After numerous rumored postponements to the vehicle’s intended release, repeated strategy disagreements, large-scale layoffs, and the loss of key team members assigned to the self-driving vehicle project, it appears that Apple is scrapping the idea of building a car entirely.
According to Bloomberg, hundreds of members of Apple’s Project Titan have been laid off, reassigned to other projects, or have outright quit over the last few months. As a result, the initiative has been embarrassingly “refocused” once again.
Marchionne to Apple: Pick Me! Pick Me!
It seems Sergio Marchionne may be switching teams when it comes to shacking up with another company to build cars of the future, reports Bloomberg.
At the Geneva International Motor Show, the self-confessed Apple geek said that Fiat Chrysler Automobiles would be well-suited to contract build a car designed in California.
“I would assume that we have the credibility to be one of the players they have looked at,” Marchionne said in Geneva. “There are parts of us that would be interesting for them.”
Breaking the Law Is Safer When Everyone Else Is Breaking It
Google. While breaking privacy laws seems to be their global sport of choice, they sure do stick to the letter of the law when their autonomous cars are perusing American roads.
Oddly, that’s a problem according to the New York Times, because the rest of us operate our automobiles in a legal gray area, bending the rules to our benefit when we know we won’t get caught.
Apple Hiring All The Robot Car Experts Now
Expert marketing company, and sometimes computer-maker, Apple has poached an automated car engineer from Tesla to join its growing roster of robot car builders, Reuters is reporting.
According to Jamie Carlson’s LinkedIn profile, the former Tesla engineer has joined Apple in “Special Projects.” Carlson is the seventh high-profile hire for the Cupertino-based company who has specific automotive experience. Carlson joins a former Volkswagen engineer, a Chrysler VP and the former deputy director of autonomous systems at the Swiss Federal Institute of Technology, among others, at Apple.
Maybe they’re all working in the cafeteria?
Honda's Next Innovation In Driverless Cars Has Two Legs, Not Four Wheels
Last week’s New York Auto Show saw Honda make a robot – and not a car – the centerpiece of its press conference. Even though it had a very important new product to introduce, Honda instead chose to have ASIMO do a song and dance number, and then promptly depart in the middle, due to (an admittedly adorable) case of “stage fright”.
Toyota Says No To Fully Autonomous Car

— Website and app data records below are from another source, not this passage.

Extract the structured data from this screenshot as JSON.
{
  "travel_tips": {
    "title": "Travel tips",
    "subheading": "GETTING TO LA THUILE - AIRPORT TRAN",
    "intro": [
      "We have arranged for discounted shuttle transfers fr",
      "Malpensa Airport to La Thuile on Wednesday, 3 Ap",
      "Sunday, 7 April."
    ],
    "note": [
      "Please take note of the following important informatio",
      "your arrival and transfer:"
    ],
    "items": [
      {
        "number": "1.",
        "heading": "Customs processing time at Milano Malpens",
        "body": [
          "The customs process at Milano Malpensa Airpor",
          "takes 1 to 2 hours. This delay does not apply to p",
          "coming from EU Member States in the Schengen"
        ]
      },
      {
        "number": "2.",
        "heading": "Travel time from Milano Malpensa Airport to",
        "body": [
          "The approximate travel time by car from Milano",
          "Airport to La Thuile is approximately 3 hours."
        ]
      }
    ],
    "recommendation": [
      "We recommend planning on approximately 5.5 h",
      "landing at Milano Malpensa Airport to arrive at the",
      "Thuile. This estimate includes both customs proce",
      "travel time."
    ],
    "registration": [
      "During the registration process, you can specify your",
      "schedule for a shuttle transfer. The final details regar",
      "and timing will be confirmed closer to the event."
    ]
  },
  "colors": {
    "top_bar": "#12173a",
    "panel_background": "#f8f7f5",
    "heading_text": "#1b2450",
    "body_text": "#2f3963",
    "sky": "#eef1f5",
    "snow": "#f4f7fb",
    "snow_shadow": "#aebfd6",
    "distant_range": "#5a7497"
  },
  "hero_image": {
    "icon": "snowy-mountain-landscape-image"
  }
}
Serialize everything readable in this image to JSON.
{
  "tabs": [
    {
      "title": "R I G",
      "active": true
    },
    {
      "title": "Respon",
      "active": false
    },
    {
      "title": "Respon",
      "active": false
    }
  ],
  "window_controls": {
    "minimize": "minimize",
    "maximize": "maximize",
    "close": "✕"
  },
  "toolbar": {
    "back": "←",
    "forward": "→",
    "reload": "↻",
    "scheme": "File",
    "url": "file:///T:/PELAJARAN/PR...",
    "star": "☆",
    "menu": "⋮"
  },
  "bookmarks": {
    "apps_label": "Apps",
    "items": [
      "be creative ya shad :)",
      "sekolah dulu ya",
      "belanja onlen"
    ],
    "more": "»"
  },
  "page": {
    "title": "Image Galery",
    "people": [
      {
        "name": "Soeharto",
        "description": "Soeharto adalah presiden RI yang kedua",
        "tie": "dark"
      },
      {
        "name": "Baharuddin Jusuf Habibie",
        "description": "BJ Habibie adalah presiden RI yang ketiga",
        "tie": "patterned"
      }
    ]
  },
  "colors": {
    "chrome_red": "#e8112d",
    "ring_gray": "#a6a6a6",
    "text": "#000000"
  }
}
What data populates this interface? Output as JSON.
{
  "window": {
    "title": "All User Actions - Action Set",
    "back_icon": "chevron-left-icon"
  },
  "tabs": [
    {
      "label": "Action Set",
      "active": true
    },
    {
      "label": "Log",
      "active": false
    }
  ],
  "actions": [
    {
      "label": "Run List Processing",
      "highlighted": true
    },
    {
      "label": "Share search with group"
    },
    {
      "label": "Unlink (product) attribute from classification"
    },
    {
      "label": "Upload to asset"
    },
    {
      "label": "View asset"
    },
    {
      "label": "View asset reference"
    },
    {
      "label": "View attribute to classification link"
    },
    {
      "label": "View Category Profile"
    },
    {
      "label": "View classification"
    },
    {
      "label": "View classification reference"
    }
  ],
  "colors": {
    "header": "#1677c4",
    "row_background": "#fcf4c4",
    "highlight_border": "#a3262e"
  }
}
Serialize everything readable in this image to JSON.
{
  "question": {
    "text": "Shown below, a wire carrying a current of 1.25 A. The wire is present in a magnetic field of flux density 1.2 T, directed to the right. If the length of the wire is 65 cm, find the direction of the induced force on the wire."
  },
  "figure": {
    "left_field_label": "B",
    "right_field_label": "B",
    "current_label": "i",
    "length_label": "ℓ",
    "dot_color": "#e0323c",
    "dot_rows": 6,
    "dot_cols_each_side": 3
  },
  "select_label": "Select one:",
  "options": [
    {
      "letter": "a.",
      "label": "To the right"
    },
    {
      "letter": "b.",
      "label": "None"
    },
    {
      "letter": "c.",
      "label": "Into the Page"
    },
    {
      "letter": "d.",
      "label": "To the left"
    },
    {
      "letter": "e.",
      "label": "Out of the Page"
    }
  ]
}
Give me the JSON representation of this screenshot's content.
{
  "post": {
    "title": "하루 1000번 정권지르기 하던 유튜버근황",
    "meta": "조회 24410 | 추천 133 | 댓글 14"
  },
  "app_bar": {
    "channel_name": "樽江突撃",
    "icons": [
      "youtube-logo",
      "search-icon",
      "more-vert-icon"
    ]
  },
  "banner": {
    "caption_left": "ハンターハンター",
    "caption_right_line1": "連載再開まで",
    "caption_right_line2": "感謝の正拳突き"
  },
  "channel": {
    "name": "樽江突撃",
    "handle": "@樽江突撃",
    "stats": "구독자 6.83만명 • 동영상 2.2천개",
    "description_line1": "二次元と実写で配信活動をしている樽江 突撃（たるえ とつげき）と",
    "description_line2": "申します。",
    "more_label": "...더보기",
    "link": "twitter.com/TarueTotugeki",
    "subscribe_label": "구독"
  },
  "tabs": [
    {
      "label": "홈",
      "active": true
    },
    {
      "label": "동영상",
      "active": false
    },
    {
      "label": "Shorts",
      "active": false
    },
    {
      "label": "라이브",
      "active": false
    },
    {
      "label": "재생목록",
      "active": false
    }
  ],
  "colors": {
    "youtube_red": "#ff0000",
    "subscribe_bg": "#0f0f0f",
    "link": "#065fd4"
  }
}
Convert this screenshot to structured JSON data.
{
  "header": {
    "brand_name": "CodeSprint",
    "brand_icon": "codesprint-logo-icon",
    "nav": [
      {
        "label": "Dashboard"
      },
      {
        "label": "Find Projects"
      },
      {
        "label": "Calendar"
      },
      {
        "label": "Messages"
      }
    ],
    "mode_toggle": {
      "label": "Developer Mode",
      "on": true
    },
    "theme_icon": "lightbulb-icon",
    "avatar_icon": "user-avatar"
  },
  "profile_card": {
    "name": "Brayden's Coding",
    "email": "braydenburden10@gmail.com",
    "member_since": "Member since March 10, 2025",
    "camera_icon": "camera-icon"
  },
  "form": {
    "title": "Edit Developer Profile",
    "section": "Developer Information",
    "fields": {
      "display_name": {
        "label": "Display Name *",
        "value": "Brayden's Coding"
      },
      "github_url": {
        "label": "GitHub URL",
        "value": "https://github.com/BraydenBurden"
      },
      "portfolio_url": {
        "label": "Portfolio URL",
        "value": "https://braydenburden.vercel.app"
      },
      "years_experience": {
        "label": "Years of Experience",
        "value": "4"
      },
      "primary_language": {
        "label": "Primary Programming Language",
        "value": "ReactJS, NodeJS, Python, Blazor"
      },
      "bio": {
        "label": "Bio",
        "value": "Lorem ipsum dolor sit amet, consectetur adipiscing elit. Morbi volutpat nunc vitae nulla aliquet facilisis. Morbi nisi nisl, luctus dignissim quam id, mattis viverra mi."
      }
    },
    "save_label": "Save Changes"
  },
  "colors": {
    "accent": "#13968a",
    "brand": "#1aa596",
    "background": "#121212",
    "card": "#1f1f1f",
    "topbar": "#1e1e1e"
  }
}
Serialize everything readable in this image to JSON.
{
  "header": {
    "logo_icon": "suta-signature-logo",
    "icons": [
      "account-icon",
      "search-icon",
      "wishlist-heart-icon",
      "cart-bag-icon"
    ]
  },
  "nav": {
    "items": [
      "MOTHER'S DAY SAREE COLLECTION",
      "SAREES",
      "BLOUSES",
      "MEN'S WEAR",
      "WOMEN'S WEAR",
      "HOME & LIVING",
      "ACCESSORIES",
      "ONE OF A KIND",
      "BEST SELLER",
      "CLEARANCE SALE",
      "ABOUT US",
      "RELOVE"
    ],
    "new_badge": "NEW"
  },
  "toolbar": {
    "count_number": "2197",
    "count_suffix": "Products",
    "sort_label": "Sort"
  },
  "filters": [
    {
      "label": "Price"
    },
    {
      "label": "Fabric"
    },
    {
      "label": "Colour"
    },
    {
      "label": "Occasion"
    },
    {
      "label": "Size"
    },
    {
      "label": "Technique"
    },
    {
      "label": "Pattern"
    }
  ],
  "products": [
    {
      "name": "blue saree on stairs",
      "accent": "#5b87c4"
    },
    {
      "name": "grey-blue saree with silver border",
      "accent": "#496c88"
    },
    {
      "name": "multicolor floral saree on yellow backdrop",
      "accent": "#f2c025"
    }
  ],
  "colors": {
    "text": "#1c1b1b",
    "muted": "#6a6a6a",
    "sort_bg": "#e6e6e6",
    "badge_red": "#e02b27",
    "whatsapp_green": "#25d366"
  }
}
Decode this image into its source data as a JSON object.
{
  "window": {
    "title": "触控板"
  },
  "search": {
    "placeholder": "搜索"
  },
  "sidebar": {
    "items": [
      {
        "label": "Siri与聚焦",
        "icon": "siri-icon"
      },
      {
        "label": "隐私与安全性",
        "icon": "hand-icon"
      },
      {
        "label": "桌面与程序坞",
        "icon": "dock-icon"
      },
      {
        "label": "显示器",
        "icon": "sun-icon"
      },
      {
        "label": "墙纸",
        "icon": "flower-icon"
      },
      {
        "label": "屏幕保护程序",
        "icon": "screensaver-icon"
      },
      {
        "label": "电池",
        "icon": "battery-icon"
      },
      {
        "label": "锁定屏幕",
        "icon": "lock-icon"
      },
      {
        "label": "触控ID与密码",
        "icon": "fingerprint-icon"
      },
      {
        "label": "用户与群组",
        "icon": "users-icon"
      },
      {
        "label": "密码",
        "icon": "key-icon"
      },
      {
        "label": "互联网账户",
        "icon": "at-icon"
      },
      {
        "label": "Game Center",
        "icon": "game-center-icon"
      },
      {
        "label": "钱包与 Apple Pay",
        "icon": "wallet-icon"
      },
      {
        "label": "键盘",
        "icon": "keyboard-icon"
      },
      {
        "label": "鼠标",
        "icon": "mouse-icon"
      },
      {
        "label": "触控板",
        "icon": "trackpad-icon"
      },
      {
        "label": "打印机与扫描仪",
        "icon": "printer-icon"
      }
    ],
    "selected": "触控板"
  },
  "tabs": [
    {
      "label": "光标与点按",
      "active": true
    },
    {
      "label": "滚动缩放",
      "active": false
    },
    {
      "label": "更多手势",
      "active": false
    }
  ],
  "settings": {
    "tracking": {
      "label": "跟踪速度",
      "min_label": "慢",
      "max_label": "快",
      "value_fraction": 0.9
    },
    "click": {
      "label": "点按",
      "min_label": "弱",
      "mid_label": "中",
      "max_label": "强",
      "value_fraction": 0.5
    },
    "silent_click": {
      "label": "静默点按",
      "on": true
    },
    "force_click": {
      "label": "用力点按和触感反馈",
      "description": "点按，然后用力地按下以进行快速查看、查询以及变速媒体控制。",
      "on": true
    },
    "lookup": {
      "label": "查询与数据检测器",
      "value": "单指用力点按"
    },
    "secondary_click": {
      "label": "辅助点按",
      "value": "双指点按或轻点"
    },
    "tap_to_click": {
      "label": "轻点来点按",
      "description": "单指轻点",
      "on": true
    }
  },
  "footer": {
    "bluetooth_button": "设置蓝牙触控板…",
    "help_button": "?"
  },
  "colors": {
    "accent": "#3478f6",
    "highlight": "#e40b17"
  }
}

Toyota’s CEO Akio Toyoda threw another bucket of cold water on wild fantasies of autonomous cars. Instead of developing cars that drive themselves, Toyota is thinking more of cars that assist you in driving.